Good file and folder organisation will help you to locate, identify and retrieve your data quickly and accurately, therefore making it easier to manage your data. To do this you need to:
You should establish a file organisation scheme at the start of each project to avoid having to sort out your files retrospectively:
Document your file organisation scheme in a 'readme' file, preferably in plain text, and store it at the top level folder for your project where you (or anyone in your group) will be able to access it easily.
Although these principles are aimed at digital files and folders, it is just as important to organise physical files, folders and other materials in a meaningful, consistent and documented manner.
These practices for organising and documenting your data, will also help you when it is time to deposit your final dataset in a research data archive at the end of your project.
There are many ways of organising your files so think about what makes sense for your research. If you are doing qualitative work you might want to organise your folders by topic, participant group or data collection method; if you are doing experimental work you might want to organise the results into folders by the dat that you did the experiment, or by key experimental condition.
You can use the following suggestions to help you organise your data:
Example of a folder structure. The arrows indicate the contents of that folder organised into subfolders.

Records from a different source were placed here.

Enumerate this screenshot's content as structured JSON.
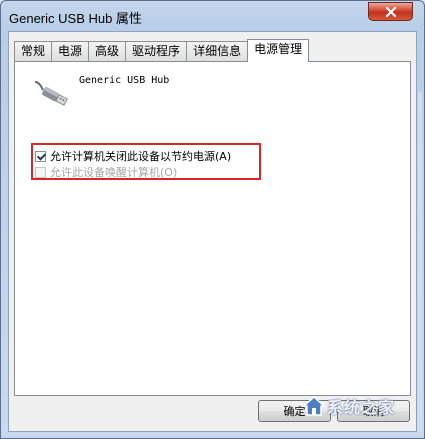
{
  "window": {
    "title": "Generic USB Hub 属性"
  },
  "tabs": [
    {
      "label": "常规",
      "active": false
    },
    {
      "label": "电源",
      "active": false
    },
    {
      "label": "高级",
      "active": false
    },
    {
      "label": "驱动程序",
      "active": false
    },
    {
      "label": "详细信息",
      "active": false
    },
    {
      "label": "电源管理",
      "active": true
    }
  ],
  "device": {
    "name": "Generic USB Hub",
    "icon": "usb-cable-icon"
  },
  "options": [
    {
      "label": "允许计算机关闭此设备以节约电源(A)",
      "checked": true,
      "enabled": true
    },
    {
      "label": "允许此设备唤醒计算机(O)",
      "checked": false,
      "enabled": false
    }
  ],
  "buttons": {
    "ok_label": "确定",
    "cancel_label": "取消"
  },
  "watermark": {
    "text": "系统之家"
  },
  "colors": {
    "highlight_border": "#d9262b",
    "close_button": "#c0321c"
  }
}
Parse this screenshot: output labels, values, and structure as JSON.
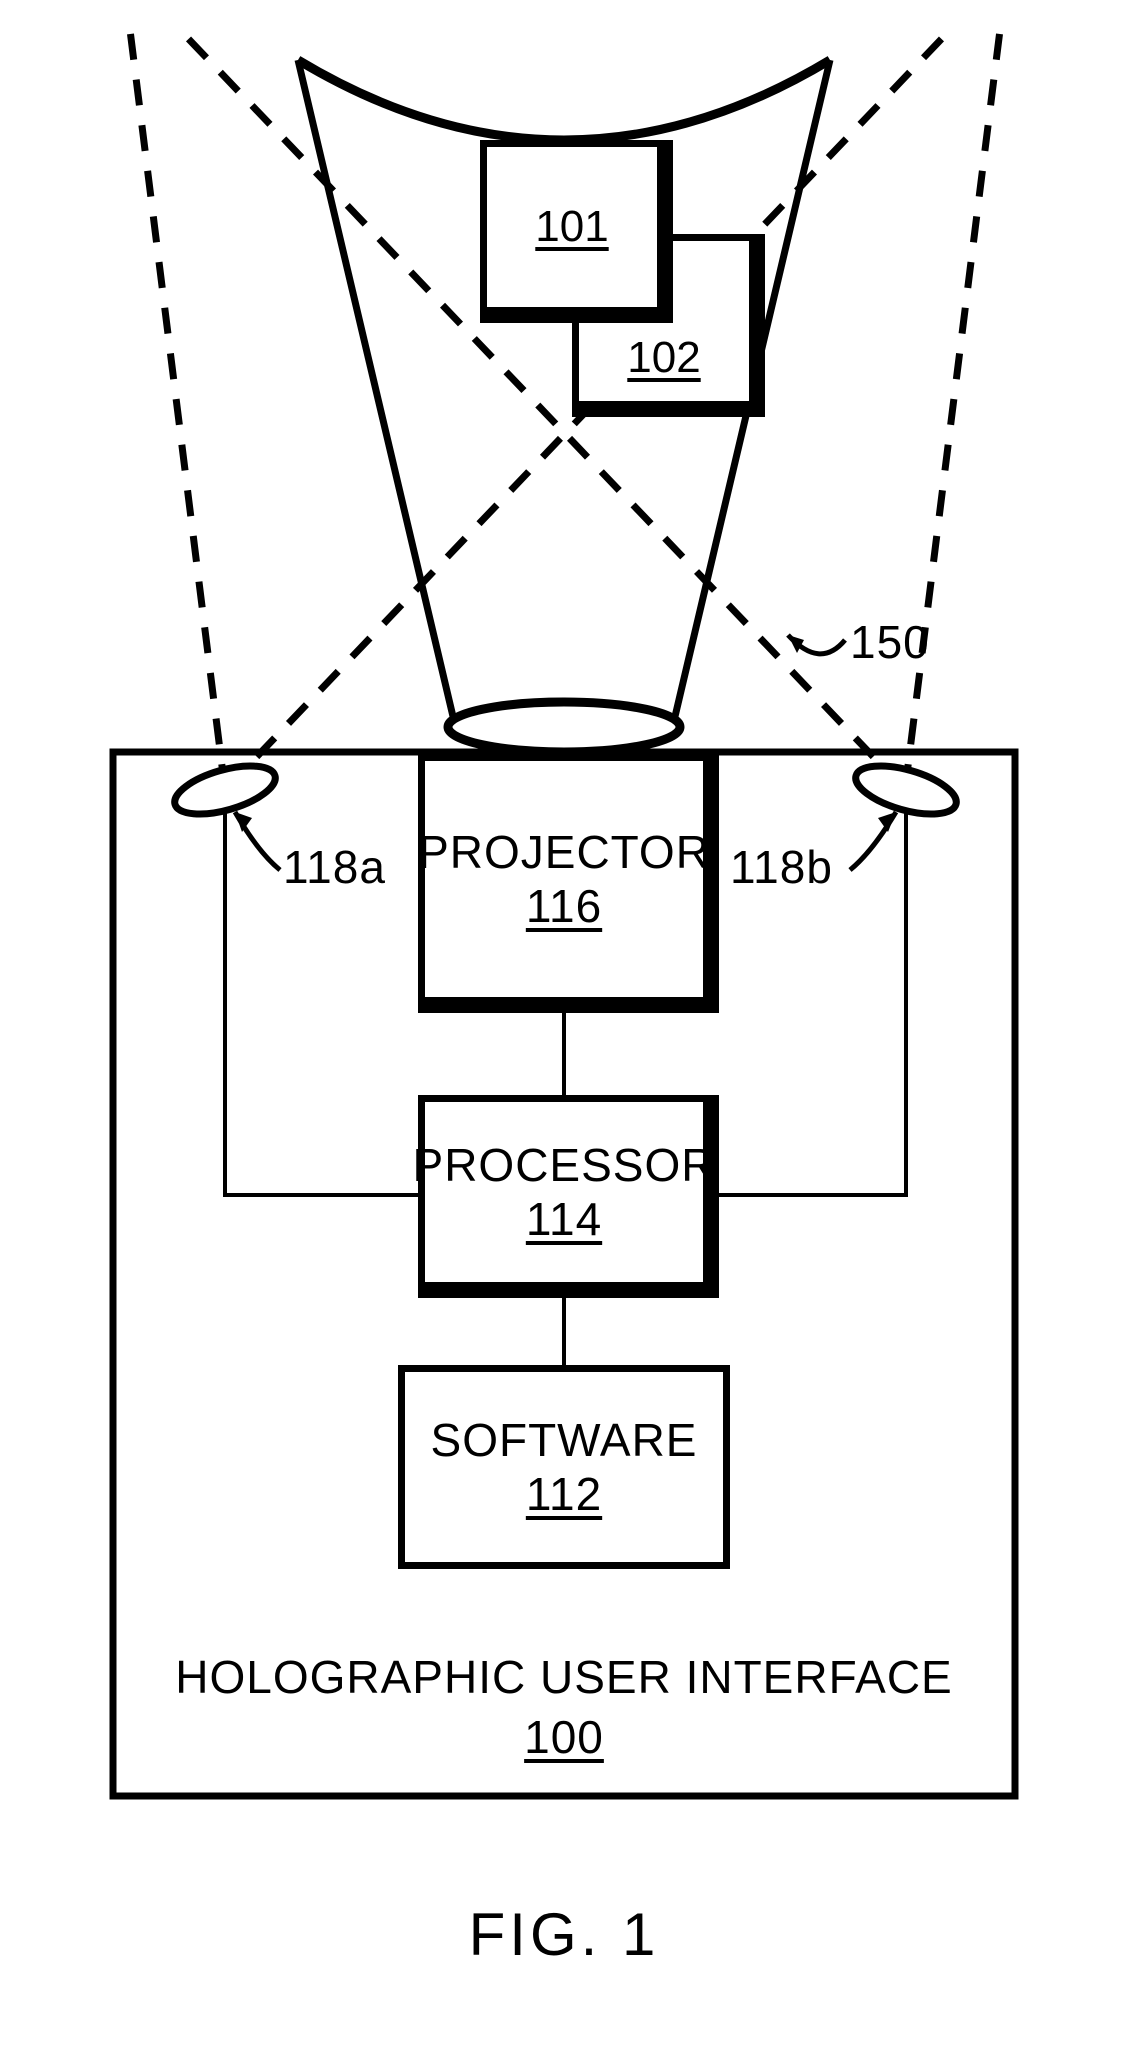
{
  "figure": {
    "caption": "FIG. 1"
  },
  "holographicInterface": {
    "label": "HOLOGRAPHIC USER INTERFACE",
    "num": "100"
  },
  "projector": {
    "label": "PROJECTOR",
    "num": "116"
  },
  "processor": {
    "label": "PROCESSOR",
    "num": "114"
  },
  "software": {
    "label": "SOFTWARE",
    "num": "112"
  },
  "projection": {
    "object1_num": "101",
    "object2_num": "102",
    "region_num": "150"
  },
  "sensors": {
    "left_num": "118a",
    "right_num": "118b"
  }
}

Naming conventions are rules that allow electronic and physical records to be named in a consistent and logical way. Use of consistent and meaningful names will enable you to identify and distinguish between similar records, making it easier to find your data.
You can use the following suggestions to decide how to name your files:
Here is an example of a file naming convention using the date of file creation, information about the contents of the file and data type:
It is important to be able to distinguish between different versions or drafts of your files. Version control can help you to easily identify the current version of your data or document so that you avoid working on older or outdated copies. If you are working with others it can also help to link versions of the data or document to time and author of the change.
There are number of ways that version control can be managed:
A simple method of version control is to create a duplicate copy and then update the version information to create a unique file or folder name. This is method is appropriate for data or documents where you are not expecting to have numerous versions or to need to keep track of exactly what has changed between one version and another.
These are included within documents and can capture more information than using file naming conventions. Version control tables typically include the new version number, date of the change, person who made the change, and the nature and purpose of the change.
|Version||Date||Name||Summary of change|
|Version 1.1||2018-08-09||AN||Amended body mass index (BMI) categories to include a separate category for a BMI >40|
|Version 2.0||2018-09-05||AB||Added geographical location data for each data subject and updated participant identifiers with agreed new identifier structure.|
These are automated systems available that can store a repository of files and monitor access to them, logging who has made what change and when. These are essential for the development of software or complex code where updates may be released to users. They are also particularly useful for collaborative work on data or on code. Computing Services provide an institutional GitHub service and there is online guidance on using Git for version control and an online guide to using GitHub. Please contact Computing Services for more information on this service.